Farm were able to walk through this back bush road to reach Blue
Mountain School on the seventh line. This walking route saved them a much
longer roundabout trek.
The wishing well, right at the edge of the pond opposite the New Barn,
is built of fieldstone and covered with a shingle roof. It has always been a favourite subject for
photographers. On the near side,
weeping willows, as they grew larger, draped their branches into the
water. In the black and white photo
below, (left), the dam is just visible beyond the water. In the early years,
Mr. Bennett stocked the pond with trout and the photo below (right) shows Grant
holding his catch with Mary beside him.
Mr. And Mrs. Bennett always had a series of Scottie dogs as their companions.
The dogs lived with them in the main house. Some were invariably called Hamish.
Bess was a favourite name for the female dogs.
Bess was also the name of their border collie, an invaluable outdoor dog
for herding the cattle. Scott, the male border collie, was her companion.
Scott (photo by Vytas Treciokas)
Mary And Scott ( photo by Vytas Treciokas)
Once, one of the Scotties, who had become blind, fled into the snows
of winter. It took a full morning and a full team of men to find him.
Finally, in the southernmost reaches of the farm nearer the side road
the eighth line, he was found alive sheltering under a snow bank
An unmarked hill corner of the south field opposite the main house and
just below the entrance to the front bush is where the dogs are
Some photographs from the early years
A 1940’s Easter Egg Hunt
Pamela (holding the reins) and Elizabeth
Bennett, nieces of Mr. Bennett.
was their home during the war years. Janice Baker is seated, left
A Summer Outing
A 1940’s Easter Egg
Skiing at Scotsdale. Mrs. Bennett,
center. Girls and Horses
Skiing at Scotsdale
left: Janice Baker, Mrs. Bennett, Mary Ann Maxwell
From left: Mary Baker,
Betty Trott, Barbara Adams
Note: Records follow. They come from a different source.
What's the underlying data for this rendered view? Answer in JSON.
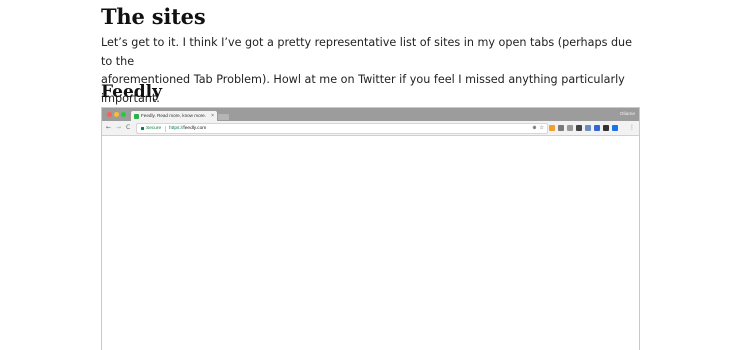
{
  "article": {
    "heading": "The sites",
    "intro_line1": "Let’s get to it. I think I’ve got a pretty representative list of sites in my open tabs (perhaps due to the",
    "intro_line2": "aforementioned Tab Problem). Howl at me on Twitter if you feel I missed anything particularly important.",
    "subheading": "Feedly"
  },
  "browser": {
    "tab_title": "Feedly. Read more, know more.",
    "tab_close": "×",
    "profile_name": "Oliame",
    "nav": {
      "back": "←",
      "forward": "→",
      "reload": "C"
    },
    "address": {
      "secure_label": "Secure",
      "scheme": "https://",
      "host": "feedly.com",
      "star_icon": "☆",
      "translate_icon": "⊕"
    },
    "menu_icon": "⋮",
    "extensions": [
      {
        "name": "ext-orange",
        "color": "#f0a030"
      },
      {
        "name": "ext-circle",
        "color": "#7a7a7a"
      },
      {
        "name": "ext-pen",
        "color": "#999999"
      },
      {
        "name": "ext-gear",
        "color": "#444444"
      },
      {
        "name": "ext-globe",
        "color": "#6c8ebf"
      },
      {
        "name": "ext-blue",
        "color": "#3367d6"
      },
      {
        "name": "ext-dark",
        "color": "#333333"
      },
      {
        "name": "ext-v",
        "color": "#1a73e8"
      }
    ]
  }
}
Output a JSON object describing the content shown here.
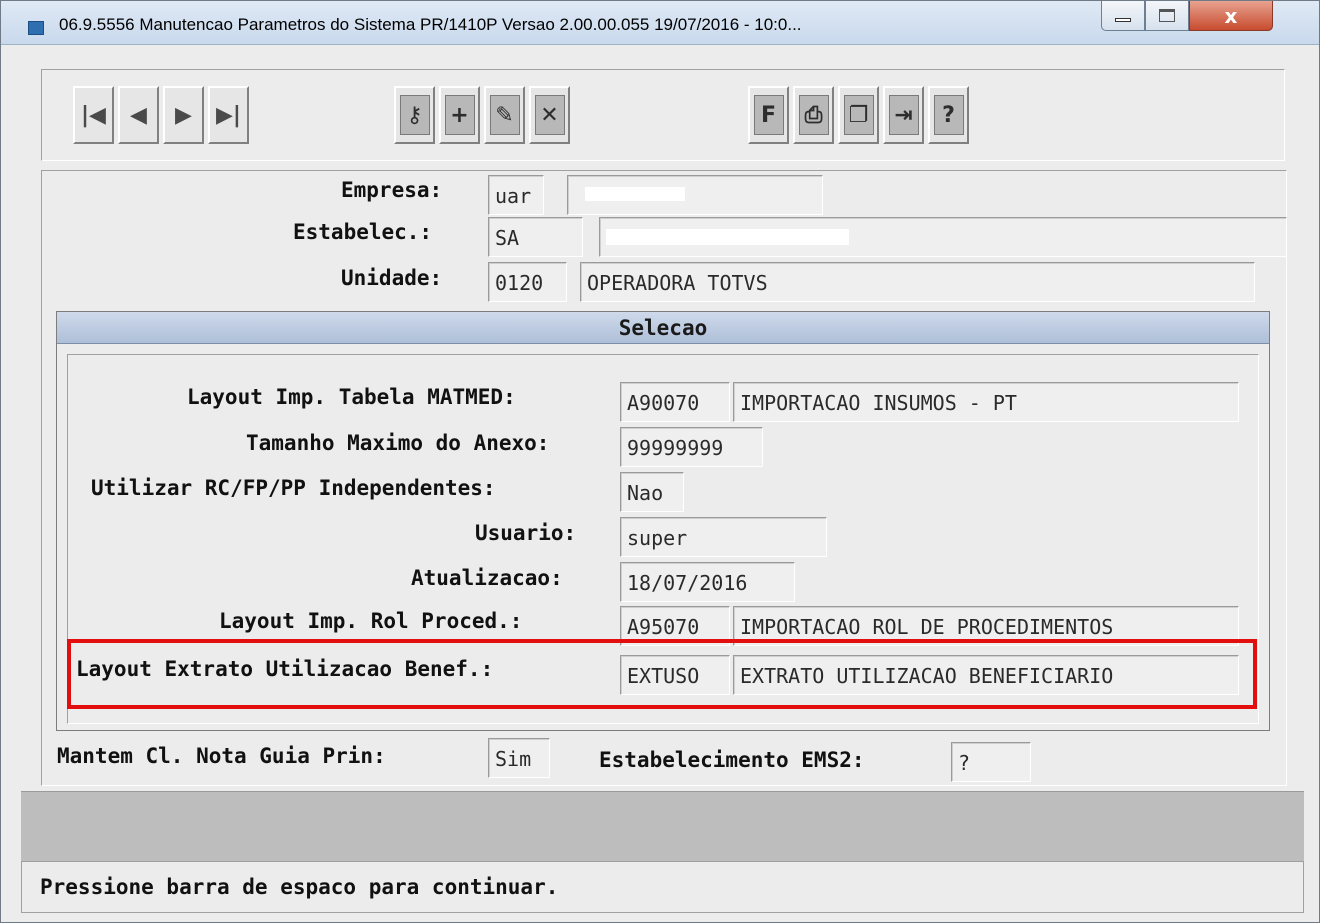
{
  "window": {
    "title": "06.9.5556 Manutencao  Parametros do Sistema PR/1410P Versao 2.00.00.055 19/07/2016 - 10:0...",
    "close_glyph": "x"
  },
  "toolbar": {
    "nav_buttons": [
      {
        "icon": "first-record-icon",
        "glyph": "|◀"
      },
      {
        "icon": "previous-record-icon",
        "glyph": "◀"
      },
      {
        "icon": "next-record-icon",
        "glyph": "▶"
      },
      {
        "icon": "last-record-icon",
        "glyph": "▶|"
      }
    ],
    "edit_buttons": [
      {
        "icon": "search-key-icon",
        "glyph": "⚷"
      },
      {
        "icon": "add-record-icon",
        "glyph": "+"
      },
      {
        "icon": "edit-record-icon",
        "glyph": "✎"
      },
      {
        "icon": "delete-record-icon",
        "glyph": "✕"
      }
    ],
    "action_buttons": [
      {
        "icon": "filter-icon",
        "glyph": "F"
      },
      {
        "icon": "print-icon",
        "glyph": "⎙"
      },
      {
        "icon": "copy-icon",
        "glyph": "❐"
      },
      {
        "icon": "exit-icon",
        "glyph": "⇥"
      },
      {
        "icon": "help-icon",
        "glyph": "?"
      }
    ]
  },
  "main": {
    "empresa_label": "Empresa:",
    "empresa_code": "uar",
    "estabelec_label": "Estabelec.:",
    "estabelec_code": "SA",
    "unidade_label": "Unidade:",
    "unidade_code": "0120",
    "unidade_name": "OPERADORA TOTVS",
    "mantem_label": "Mantem Cl. Nota Guia Prin:",
    "mantem_value": "Sim",
    "estab_ems2_label": "Estabelecimento EMS2:",
    "estab_ems2_value": "?"
  },
  "dialog": {
    "title": "Selecao",
    "rows": {
      "matmed_label": "Layout Imp. Tabela MATMED:",
      "matmed_code": "A90070",
      "matmed_desc": "IMPORTACAO INSUMOS - PT",
      "anexo_label": "Tamanho Maximo do Anexo:",
      "anexo_value": "99999999",
      "rcfp_label": "Utilizar RC/FP/PP Independentes:",
      "rcfp_value": "Nao",
      "usuario_label": "Usuario:",
      "usuario_value": "super",
      "atualiz_label": "Atualizacao:",
      "atualiz_value": "18/07/2016",
      "rol_label": "Layout Imp. Rol Proced.:",
      "rol_code": "A95070",
      "rol_desc": "IMPORTACAO ROL DE PROCEDIMENTOS",
      "extrato_label": "Layout Extrato Utilizacao Benef.:",
      "extrato_code": "EXTUSO",
      "extrato_desc": "EXTRATO UTILIZACAO BENEFICIARIO"
    }
  },
  "status": {
    "message": "Pressione barra de espaco para continuar."
  },
  "colors": {
    "highlight": "#e30f0f",
    "titlebar": "#c9d9ec",
    "dialog_title": "#aebfd8"
  }
}
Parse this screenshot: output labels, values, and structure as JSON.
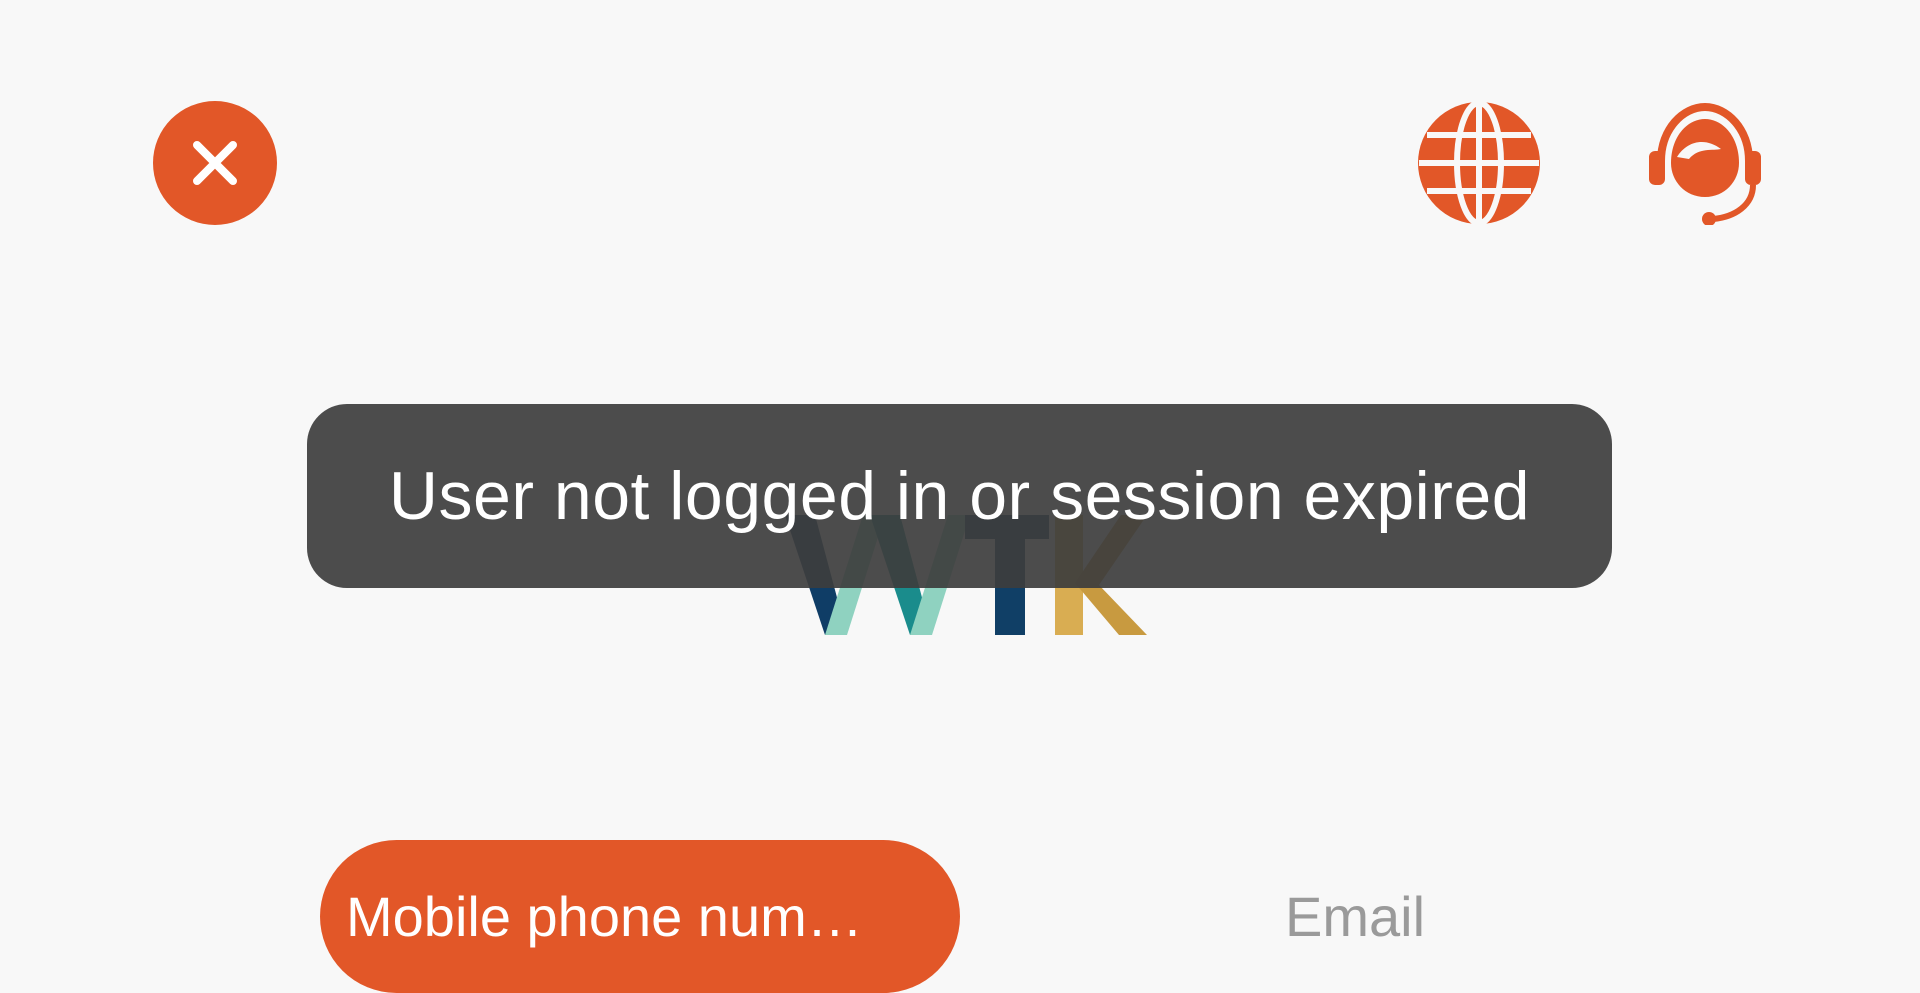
{
  "header": {
    "close_icon": "close-icon",
    "language_icon": "globe-icon",
    "support_icon": "customer-service-icon"
  },
  "logo": {
    "text": "VVITK",
    "colors": [
      "#0f3d66",
      "#8fd2c0",
      "#1a8c8c",
      "#103f66",
      "#d9ad52"
    ]
  },
  "toast": {
    "message": "User not logged in or session expired"
  },
  "login_tabs": {
    "active_label": "Mobile phone num…",
    "inactive_label": "Email"
  },
  "colors": {
    "accent": "#e25728",
    "toast_bg": "#3d3d3d",
    "inactive_text": "#9a9a9a"
  }
}
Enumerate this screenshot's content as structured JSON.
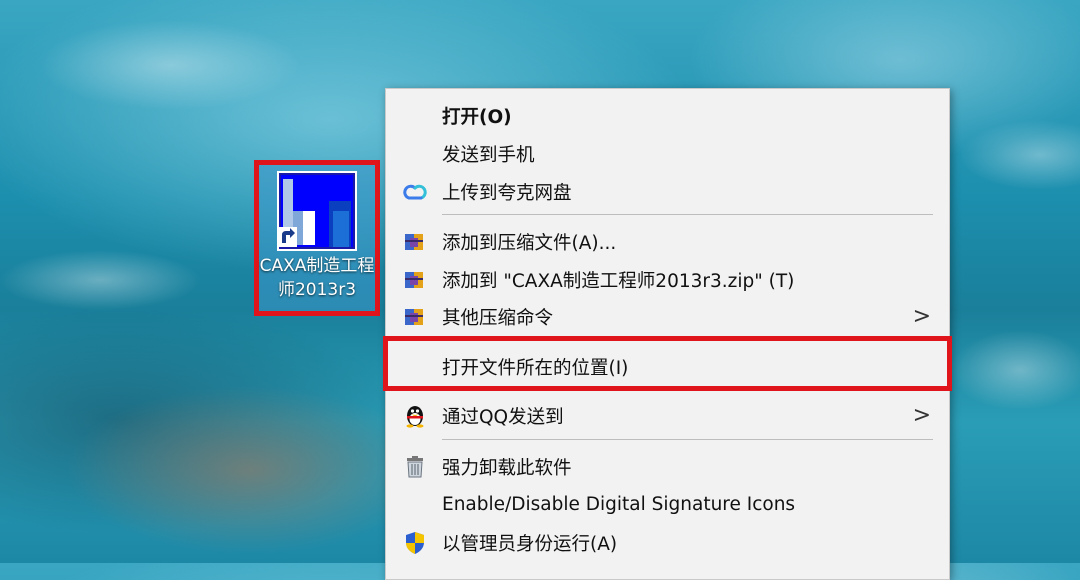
{
  "desktop": {
    "icon_label": "CAXA制造工程师2013r3",
    "icon_name": "caxa-app-icon"
  },
  "menu": {
    "items": [
      {
        "label": "打开(O)",
        "icon": "",
        "bold": true
      },
      {
        "label": "发送到手机",
        "icon": ""
      },
      {
        "label": "上传到夸克网盘",
        "icon": "cloud-upload-icon"
      },
      {
        "label": "添加到压缩文件(A)...",
        "icon": "winrar-icon"
      },
      {
        "label": "添加到 \"CAXA制造工程师2013r3.zip\" (T)",
        "icon": "winrar-icon"
      },
      {
        "label": "其他压缩命令",
        "icon": "winrar-icon",
        "submenu": true
      },
      {
        "label": "打开文件所在的位置(I)",
        "icon": ""
      },
      {
        "label": "通过QQ发送到",
        "icon": "qq-penguin-icon",
        "submenu": true
      },
      {
        "label": "强力卸载此软件",
        "icon": "trash-icon"
      },
      {
        "label": "Enable/Disable Digital Signature Icons",
        "icon": ""
      },
      {
        "label": "以管理员身份运行(A)",
        "icon": "uac-shield-icon"
      }
    ],
    "submenu_arrow": ">"
  },
  "colors": {
    "highlight_border": "#e0141b",
    "menu_bg": "#f2f2f2"
  }
}
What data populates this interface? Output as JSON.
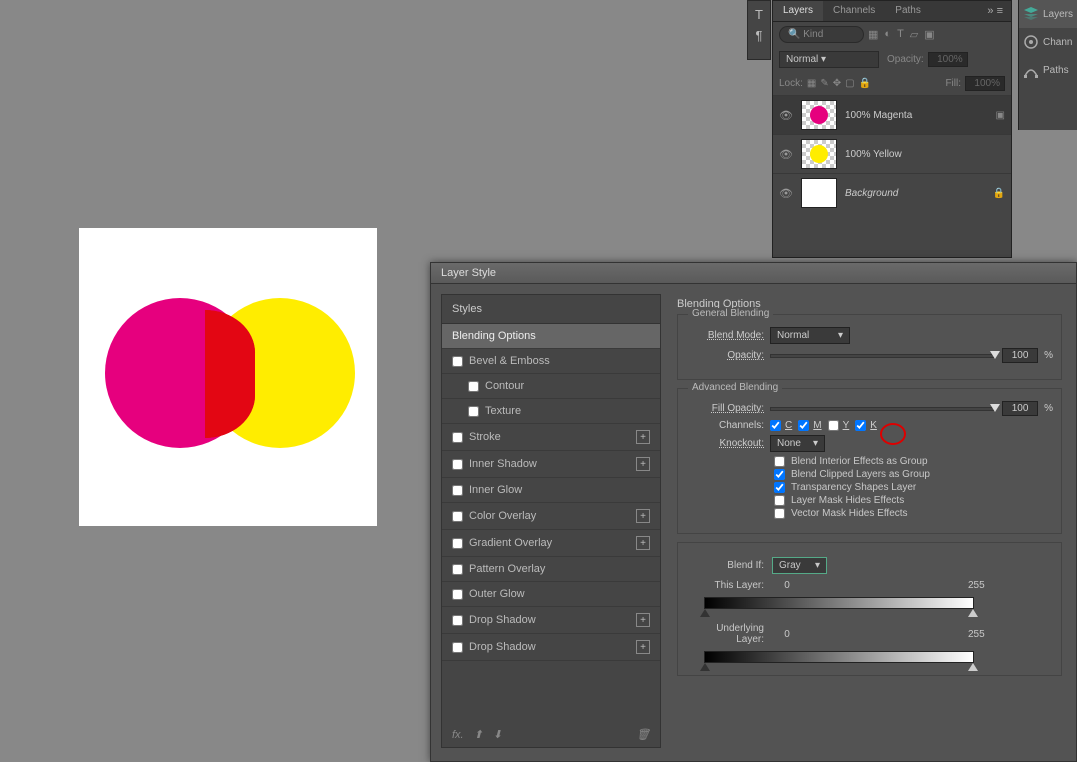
{
  "canvas": {},
  "layers_panel": {
    "tabs": [
      "Layers",
      "Channels",
      "Paths"
    ],
    "kind": "Kind",
    "blend_mode": "Normal",
    "opacity_label": "Opacity:",
    "opacity_value": "100%",
    "lock_label": "Lock:",
    "fill_label": "Fill:",
    "fill_value": "100%",
    "layers": [
      {
        "name": "100% Magenta",
        "color": "#e6007e",
        "selected": true,
        "italic": false
      },
      {
        "name": "100% Yellow",
        "color": "#ffed00",
        "selected": false,
        "italic": false
      },
      {
        "name": "Background",
        "color": "#ffffff",
        "selected": false,
        "italic": true,
        "locked": true
      }
    ]
  },
  "right_dock": {
    "items": [
      "Layers",
      "Chann",
      "Paths"
    ]
  },
  "dialog": {
    "title": "Layer Style",
    "styles_header": "Styles",
    "styles": [
      {
        "label": "Blending Options",
        "selected": true,
        "checkbox": false
      },
      {
        "label": "Bevel & Emboss",
        "checkbox": true
      },
      {
        "label": "Contour",
        "checkbox": true,
        "sub": true
      },
      {
        "label": "Texture",
        "checkbox": true,
        "sub": true
      },
      {
        "label": "Stroke",
        "checkbox": true,
        "plus": true
      },
      {
        "label": "Inner Shadow",
        "checkbox": true,
        "plus": true
      },
      {
        "label": "Inner Glow",
        "checkbox": true
      },
      {
        "label": "Color Overlay",
        "checkbox": true,
        "plus": true
      },
      {
        "label": "Gradient Overlay",
        "checkbox": true,
        "plus": true
      },
      {
        "label": "Pattern Overlay",
        "checkbox": true
      },
      {
        "label": "Outer Glow",
        "checkbox": true
      },
      {
        "label": "Drop Shadow",
        "checkbox": true,
        "plus": true
      },
      {
        "label": "Drop Shadow",
        "checkbox": true,
        "plus": true
      }
    ],
    "section_title": "Blending Options",
    "general": {
      "legend": "General Blending",
      "mode_label": "Blend Mode:",
      "mode_value": "Normal",
      "opacity_label": "Opacity:",
      "opacity_value": "100",
      "pct": "%"
    },
    "advanced": {
      "legend": "Advanced Blending",
      "fill_label": "Fill Opacity:",
      "fill_value": "100",
      "pct": "%",
      "channels_label": "Channels:",
      "channels": {
        "c": "C",
        "m": "M",
        "y": "Y",
        "k": "K"
      },
      "knockout_label": "Knockout:",
      "knockout_value": "None",
      "cb1": "Blend Interior Effects as Group",
      "cb2": "Blend Clipped Layers as Group",
      "cb3": "Transparency Shapes Layer",
      "cb4": "Layer Mask Hides Effects",
      "cb5": "Vector Mask Hides Effects"
    },
    "blendif": {
      "label": "Blend If:",
      "value": "Gray",
      "this_layer": "This Layer:",
      "underlying": "Underlying Layer:",
      "low": "0",
      "high": "255"
    }
  }
}
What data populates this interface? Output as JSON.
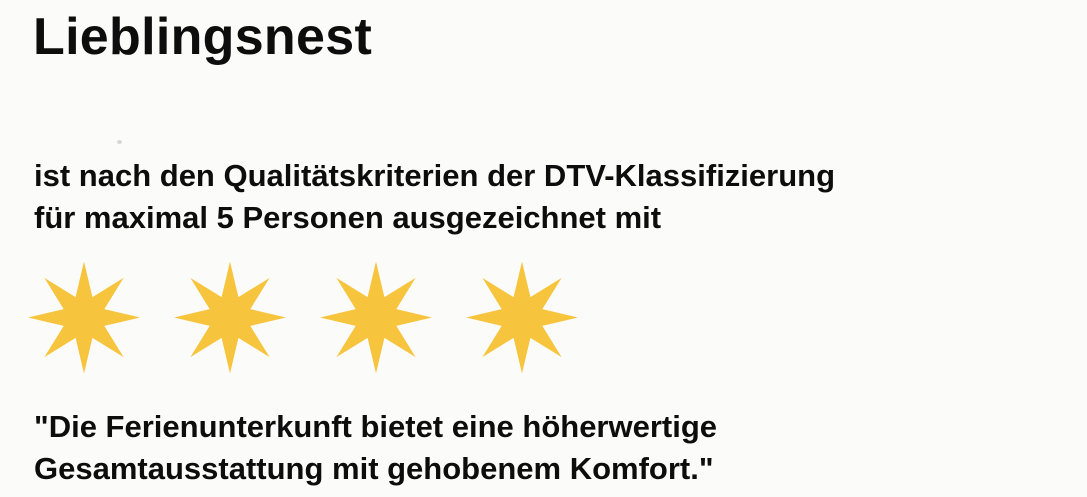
{
  "document": {
    "title": "Lieblingsnest",
    "statement_lines": [
      "ist nach den Qualitätskriterien der DTV-Klassifizierung",
      "für maximal 5 Personen ausgezeichnet mit"
    ],
    "rating": {
      "stars": 4,
      "star_color": "#f7c43d"
    },
    "quote_lines": [
      "\"Die Ferienunterkunft bietet eine höherwertige",
      "Gesamtausstattung mit gehobenem Komfort.\""
    ]
  }
}
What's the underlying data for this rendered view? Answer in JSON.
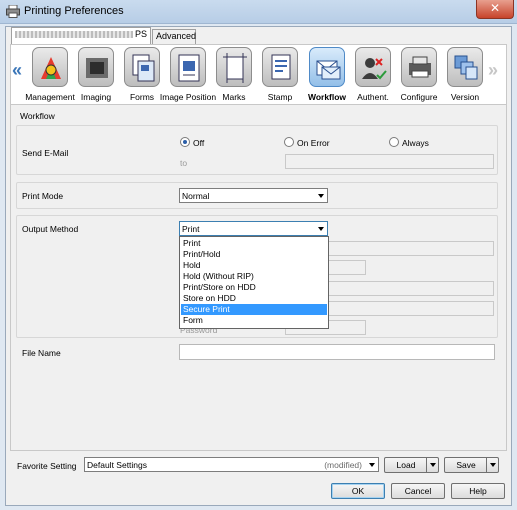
{
  "window": {
    "title": "Printing Preferences",
    "close_glyph": "✕",
    "icon": "printer-icon"
  },
  "tabs": [
    {
      "label": "PS",
      "active": true
    },
    {
      "label": "Advanced",
      "active": false
    }
  ],
  "toolbar": {
    "left_arrow": "«",
    "right_arrow": "»",
    "items": [
      {
        "label": "Management",
        "icon": "management-icon"
      },
      {
        "label": "Imaging",
        "icon": "imaging-icon"
      },
      {
        "label": "Forms",
        "icon": "forms-icon"
      },
      {
        "label": "Image Position",
        "icon": "image-position-icon"
      },
      {
        "label": "Marks",
        "icon": "marks-icon"
      },
      {
        "label": "Stamp",
        "icon": "stamp-icon"
      },
      {
        "label": "Workflow",
        "icon": "workflow-icon",
        "selected": true
      },
      {
        "label": "Authent.",
        "icon": "authentication-icon"
      },
      {
        "label": "Configure",
        "icon": "configure-icon"
      },
      {
        "label": "Version",
        "icon": "version-icon"
      }
    ]
  },
  "panel": {
    "title": "Workflow",
    "send_email": {
      "label": "Send E-Mail",
      "options": [
        "Off",
        "On Error",
        "Always"
      ],
      "selected": "Off",
      "to_label": "to",
      "to_value": ""
    },
    "print_mode": {
      "label": "Print Mode",
      "value": "Normal"
    },
    "output_method": {
      "label": "Output Method",
      "value": "Print",
      "options": [
        "Print",
        "Print/Hold",
        "Hold",
        "Hold (Without RIP)",
        "Print/Store on HDD",
        "Store on HDD",
        "Secure Print",
        "Form"
      ],
      "highlighted": "Secure Print",
      "partial_label": "Password",
      "partial_value": "••••••••"
    },
    "file_name": {
      "label": "File Name",
      "value": ""
    }
  },
  "footer": {
    "favorite_label": "Favorite Setting",
    "favorite_value": "Default Settings",
    "favorite_state": "(modified)",
    "load_label": "Load",
    "save_label": "Save",
    "ok_label": "OK",
    "cancel_label": "Cancel",
    "help_label": "Help"
  },
  "colors": {
    "accent": "#3399ff",
    "title_bar": "#c9dbee",
    "close": "#c7432b"
  }
}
for this website include:
Reminiscences of Scotsdale by
Maurice and Evelyn Baker.
transcribed tape recordings)
of Shorthorn History” by Grant McEwan.
Financial Post, March of 1953
Baker Family photograph album
Ontario Heritage Trust
thanks to my sister, Mary Carey, and my brother,
Grant Baker, for their support in creating